_WHAT IS REQUIRED_
Among the entries, find the lines with the string "preprocessor" and copy them.
─── EXTRACTED MATERIAL
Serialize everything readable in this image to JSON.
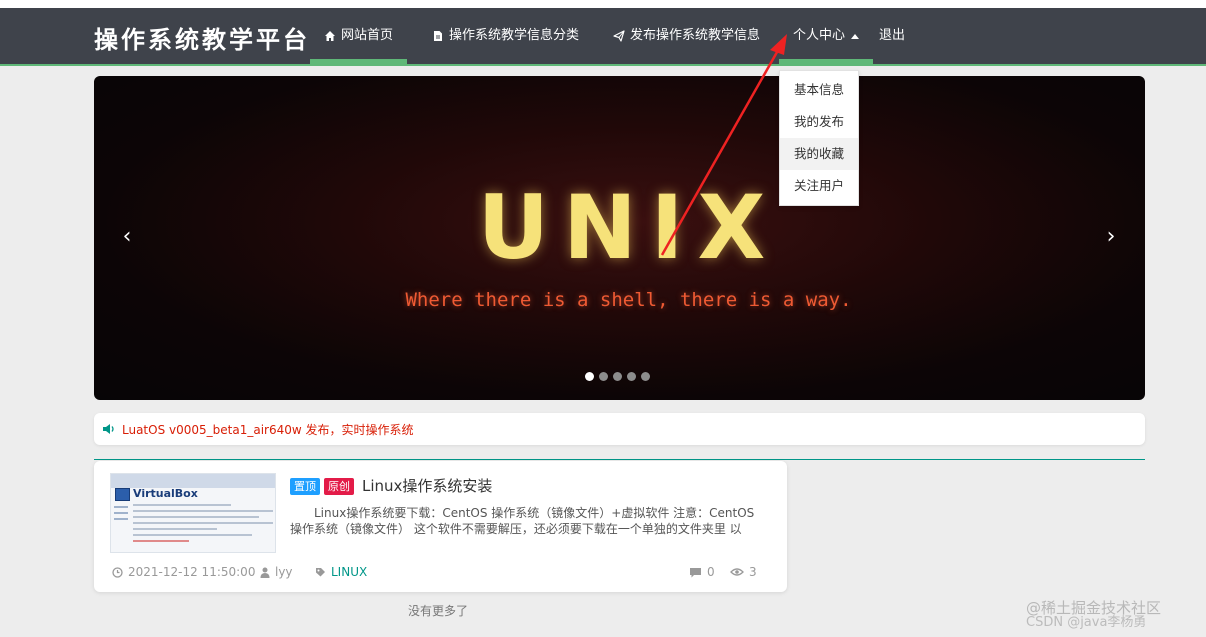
{
  "navbar": {
    "brand": "操作系统教学平台",
    "items": [
      {
        "label": "网站首页",
        "icon": "home-icon",
        "active": true
      },
      {
        "label": "操作系统教学信息分类",
        "icon": "file-icon"
      },
      {
        "label": "发布操作系统教学信息",
        "icon": "paper-plane-icon"
      },
      {
        "label": "个人中心",
        "icon": "caret-up-icon"
      },
      {
        "label": "退出"
      }
    ],
    "accent": "#5fb878",
    "bg": "#3f434b"
  },
  "dropdown": {
    "items": [
      "基本信息",
      "我的发布",
      "我的收藏",
      "关注用户"
    ],
    "hovered": "我的收藏"
  },
  "carousel": {
    "headline": "UNIX",
    "tagline": "Where there is a shell, there is a way.",
    "prev_label": "‹",
    "next_label": "›",
    "slide_count": 5,
    "active_slide": 1
  },
  "notice": {
    "icon": "speaker-icon",
    "text": "LuatOS v0005_beta1_air640w 发布，实时操作系统",
    "color": "#d81e06"
  },
  "post": {
    "thumbnail_text": "VirtualBox",
    "badges": [
      "置顶",
      "原创"
    ],
    "title": "Linux操作系统安装",
    "summary": "Linux操作系统要下载：CentOS 操作系统（镜像文件）+虚拟软件 注意：CentOS 操作系统（镜像文件） 这个软件不需要解压，还必须要下载在一个单独的文件夹里 以",
    "date": "2021-12-12 11:50:00",
    "author": "lyy",
    "tag": "LINUX",
    "comments": "0",
    "views": "3"
  },
  "footer": {
    "no_more": "没有更多了"
  },
  "watermark": {
    "line1": "@稀土掘金技术社区",
    "line2": "CSDN @java李杨勇"
  }
}
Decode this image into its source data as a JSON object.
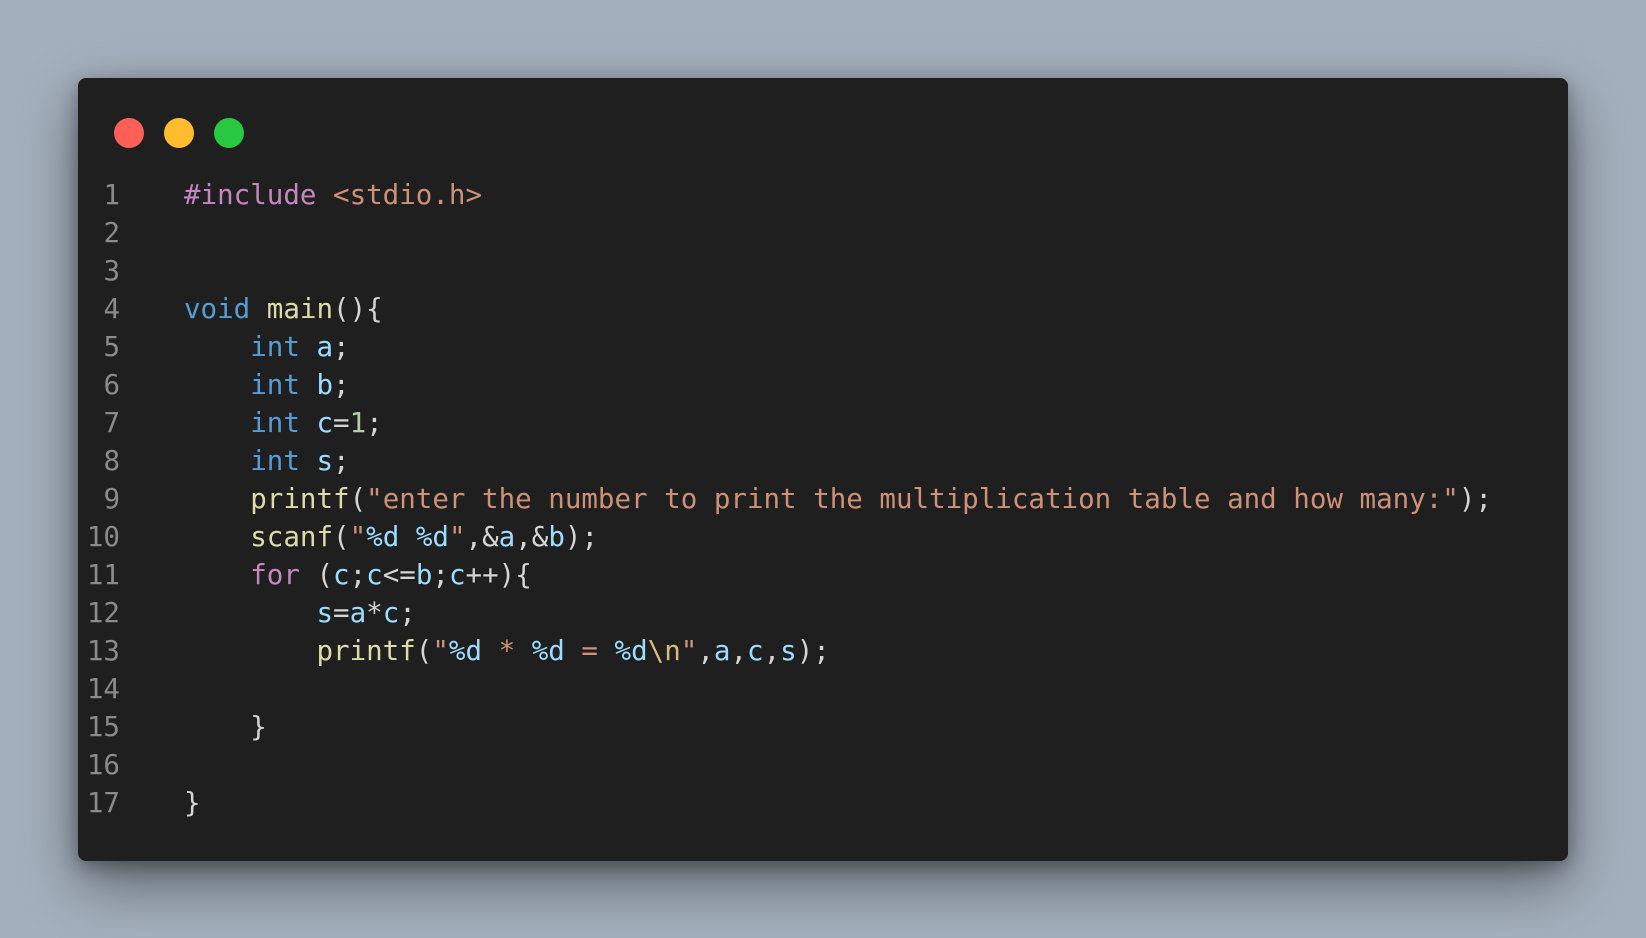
{
  "window": {
    "buttons": [
      {
        "name": "close",
        "color": "#ff5f57"
      },
      {
        "name": "minimize",
        "color": "#febc2e"
      },
      {
        "name": "maximize",
        "color": "#28c840"
      }
    ]
  },
  "colors": {
    "background": "#a4b0bd",
    "editor_bg": "#1f1f1f",
    "line_number": "#8a8a8a",
    "default": "#d4d4d4",
    "preprocessor": "#c586c0",
    "include_path": "#ce9178",
    "keyword_type": "#569cd6",
    "keyword_control": "#c586c0",
    "function": "#dcdcaa",
    "variable": "#9cdcfe",
    "string": "#ce9178",
    "number": "#b5cea8",
    "escape": "#d7ba7d"
  },
  "code": {
    "lines": [
      {
        "number": "1",
        "tokens": [
          {
            "text": "#include",
            "type": "preprocessor"
          },
          {
            "text": " ",
            "type": "default"
          },
          {
            "text": "<stdio.h>",
            "type": "include_path"
          }
        ]
      },
      {
        "number": "2",
        "tokens": []
      },
      {
        "number": "3",
        "tokens": []
      },
      {
        "number": "4",
        "tokens": [
          {
            "text": "void",
            "type": "keyword_type"
          },
          {
            "text": " ",
            "type": "default"
          },
          {
            "text": "main",
            "type": "function"
          },
          {
            "text": "(){",
            "type": "default"
          }
        ]
      },
      {
        "number": "5",
        "tokens": [
          {
            "text": "    ",
            "type": "default"
          },
          {
            "text": "int",
            "type": "keyword_type"
          },
          {
            "text": " ",
            "type": "default"
          },
          {
            "text": "a",
            "type": "variable"
          },
          {
            "text": ";",
            "type": "default"
          }
        ]
      },
      {
        "number": "6",
        "tokens": [
          {
            "text": "    ",
            "type": "default"
          },
          {
            "text": "int",
            "type": "keyword_type"
          },
          {
            "text": " ",
            "type": "default"
          },
          {
            "text": "b",
            "type": "variable"
          },
          {
            "text": ";",
            "type": "default"
          }
        ]
      },
      {
        "number": "7",
        "tokens": [
          {
            "text": "    ",
            "type": "default"
          },
          {
            "text": "int",
            "type": "keyword_type"
          },
          {
            "text": " ",
            "type": "default"
          },
          {
            "text": "c",
            "type": "variable"
          },
          {
            "text": "=",
            "type": "default"
          },
          {
            "text": "1",
            "type": "number"
          },
          {
            "text": ";",
            "type": "default"
          }
        ]
      },
      {
        "number": "8",
        "tokens": [
          {
            "text": "    ",
            "type": "default"
          },
          {
            "text": "int",
            "type": "keyword_type"
          },
          {
            "text": " ",
            "type": "default"
          },
          {
            "text": "s",
            "type": "variable"
          },
          {
            "text": ";",
            "type": "default"
          }
        ]
      },
      {
        "number": "9",
        "tokens": [
          {
            "text": "    ",
            "type": "default"
          },
          {
            "text": "printf",
            "type": "function"
          },
          {
            "text": "(",
            "type": "default"
          },
          {
            "text": "\"enter the number to print the multiplication table and how many:\"",
            "type": "string"
          },
          {
            "text": ");",
            "type": "default"
          }
        ]
      },
      {
        "number": "10",
        "tokens": [
          {
            "text": "    ",
            "type": "default"
          },
          {
            "text": "scanf",
            "type": "function"
          },
          {
            "text": "(",
            "type": "default"
          },
          {
            "text": "\"",
            "type": "string"
          },
          {
            "text": "%d",
            "type": "variable"
          },
          {
            "text": " ",
            "type": "string"
          },
          {
            "text": "%d",
            "type": "variable"
          },
          {
            "text": "\"",
            "type": "string"
          },
          {
            "text": ",&",
            "type": "default"
          },
          {
            "text": "a",
            "type": "variable"
          },
          {
            "text": ",&",
            "type": "default"
          },
          {
            "text": "b",
            "type": "variable"
          },
          {
            "text": ");",
            "type": "default"
          }
        ]
      },
      {
        "number": "11",
        "tokens": [
          {
            "text": "    ",
            "type": "default"
          },
          {
            "text": "for",
            "type": "keyword_control"
          },
          {
            "text": " (",
            "type": "default"
          },
          {
            "text": "c",
            "type": "variable"
          },
          {
            "text": ";",
            "type": "default"
          },
          {
            "text": "c",
            "type": "variable"
          },
          {
            "text": "<=",
            "type": "default"
          },
          {
            "text": "b",
            "type": "variable"
          },
          {
            "text": ";",
            "type": "default"
          },
          {
            "text": "c",
            "type": "variable"
          },
          {
            "text": "++){",
            "type": "default"
          }
        ]
      },
      {
        "number": "12",
        "tokens": [
          {
            "text": "        ",
            "type": "default"
          },
          {
            "text": "s",
            "type": "variable"
          },
          {
            "text": "=",
            "type": "default"
          },
          {
            "text": "a",
            "type": "variable"
          },
          {
            "text": "*",
            "type": "default"
          },
          {
            "text": "c",
            "type": "variable"
          },
          {
            "text": ";",
            "type": "default"
          }
        ]
      },
      {
        "number": "13",
        "tokens": [
          {
            "text": "        ",
            "type": "default"
          },
          {
            "text": "printf",
            "type": "function"
          },
          {
            "text": "(",
            "type": "default"
          },
          {
            "text": "\"",
            "type": "string"
          },
          {
            "text": "%d",
            "type": "variable"
          },
          {
            "text": " * ",
            "type": "string"
          },
          {
            "text": "%d",
            "type": "variable"
          },
          {
            "text": " = ",
            "type": "string"
          },
          {
            "text": "%d",
            "type": "variable"
          },
          {
            "text": "\\n",
            "type": "escape"
          },
          {
            "text": "\"",
            "type": "string"
          },
          {
            "text": ",",
            "type": "default"
          },
          {
            "text": "a",
            "type": "variable"
          },
          {
            "text": ",",
            "type": "default"
          },
          {
            "text": "c",
            "type": "variable"
          },
          {
            "text": ",",
            "type": "default"
          },
          {
            "text": "s",
            "type": "variable"
          },
          {
            "text": ");",
            "type": "default"
          }
        ]
      },
      {
        "number": "14",
        "tokens": []
      },
      {
        "number": "15",
        "tokens": [
          {
            "text": "    }",
            "type": "default"
          }
        ]
      },
      {
        "number": "16",
        "tokens": []
      },
      {
        "number": "17",
        "tokens": [
          {
            "text": "}",
            "type": "default"
          }
        ]
      }
    ]
  }
}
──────
_SOLVED PROBLEM_
    "preprocessor": "#c586c0",
            "type": "preprocessor"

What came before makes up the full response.